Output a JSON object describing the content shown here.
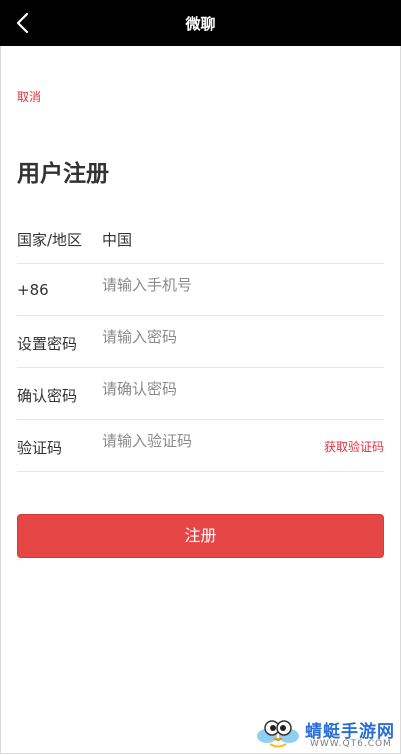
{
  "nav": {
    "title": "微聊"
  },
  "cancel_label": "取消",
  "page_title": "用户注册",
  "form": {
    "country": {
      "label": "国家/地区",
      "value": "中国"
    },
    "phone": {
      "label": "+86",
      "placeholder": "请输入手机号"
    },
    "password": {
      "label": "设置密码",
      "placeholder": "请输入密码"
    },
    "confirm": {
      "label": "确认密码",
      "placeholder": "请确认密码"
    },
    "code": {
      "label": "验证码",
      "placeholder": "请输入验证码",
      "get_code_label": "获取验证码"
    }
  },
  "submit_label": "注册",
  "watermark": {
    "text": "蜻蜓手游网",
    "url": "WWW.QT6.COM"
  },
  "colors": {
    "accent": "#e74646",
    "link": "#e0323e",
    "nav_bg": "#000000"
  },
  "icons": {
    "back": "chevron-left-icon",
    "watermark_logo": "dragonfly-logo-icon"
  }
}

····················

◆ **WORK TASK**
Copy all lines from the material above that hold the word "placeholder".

◆ **SOLUTION TO THIS EXERCISE**
      "placeholder": "请输入手机号"
      "placeholder": "请输入密码"
      "placeholder": "请确认密码"
      "placeholder": "请输入验证码",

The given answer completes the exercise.